> _ACTIVITY_
Look through the lines of the material and count those containing "Density". Give that count alone.

> _INPUT RECORDS_
━━━━━━━━━━━━━━━━━━━━━━━━━━━━━━

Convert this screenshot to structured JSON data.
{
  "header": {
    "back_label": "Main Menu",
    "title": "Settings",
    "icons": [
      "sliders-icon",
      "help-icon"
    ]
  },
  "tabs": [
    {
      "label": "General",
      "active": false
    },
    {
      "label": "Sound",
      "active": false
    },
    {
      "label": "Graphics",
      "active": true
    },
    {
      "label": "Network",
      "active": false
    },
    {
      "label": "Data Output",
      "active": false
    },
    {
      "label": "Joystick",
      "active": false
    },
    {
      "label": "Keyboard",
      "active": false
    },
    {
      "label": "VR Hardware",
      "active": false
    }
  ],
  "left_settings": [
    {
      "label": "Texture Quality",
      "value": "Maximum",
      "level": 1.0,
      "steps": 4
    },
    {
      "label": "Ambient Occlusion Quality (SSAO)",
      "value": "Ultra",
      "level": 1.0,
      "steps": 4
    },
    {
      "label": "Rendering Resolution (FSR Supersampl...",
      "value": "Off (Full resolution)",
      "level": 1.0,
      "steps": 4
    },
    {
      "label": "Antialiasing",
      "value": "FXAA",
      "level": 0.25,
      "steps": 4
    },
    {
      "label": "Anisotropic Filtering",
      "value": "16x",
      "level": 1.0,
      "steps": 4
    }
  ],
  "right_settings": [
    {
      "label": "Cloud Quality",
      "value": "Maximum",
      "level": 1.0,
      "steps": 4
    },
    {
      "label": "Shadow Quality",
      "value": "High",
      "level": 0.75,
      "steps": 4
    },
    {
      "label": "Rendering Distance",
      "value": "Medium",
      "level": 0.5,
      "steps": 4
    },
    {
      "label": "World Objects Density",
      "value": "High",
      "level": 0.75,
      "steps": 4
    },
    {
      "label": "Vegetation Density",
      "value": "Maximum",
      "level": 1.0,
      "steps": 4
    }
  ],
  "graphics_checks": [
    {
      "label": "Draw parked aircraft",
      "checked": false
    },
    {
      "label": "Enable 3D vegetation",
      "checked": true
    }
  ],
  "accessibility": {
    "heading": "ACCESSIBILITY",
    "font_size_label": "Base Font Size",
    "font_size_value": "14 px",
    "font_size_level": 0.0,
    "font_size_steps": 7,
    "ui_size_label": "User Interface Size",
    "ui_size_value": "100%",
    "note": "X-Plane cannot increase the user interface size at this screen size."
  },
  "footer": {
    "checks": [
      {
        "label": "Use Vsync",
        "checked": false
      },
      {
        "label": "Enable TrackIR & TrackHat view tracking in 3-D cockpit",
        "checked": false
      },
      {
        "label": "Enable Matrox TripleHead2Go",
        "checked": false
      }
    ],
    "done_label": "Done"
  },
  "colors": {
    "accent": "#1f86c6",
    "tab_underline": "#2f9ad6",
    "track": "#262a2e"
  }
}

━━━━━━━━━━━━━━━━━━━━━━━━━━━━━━

> _YOUR RESPONSE_
2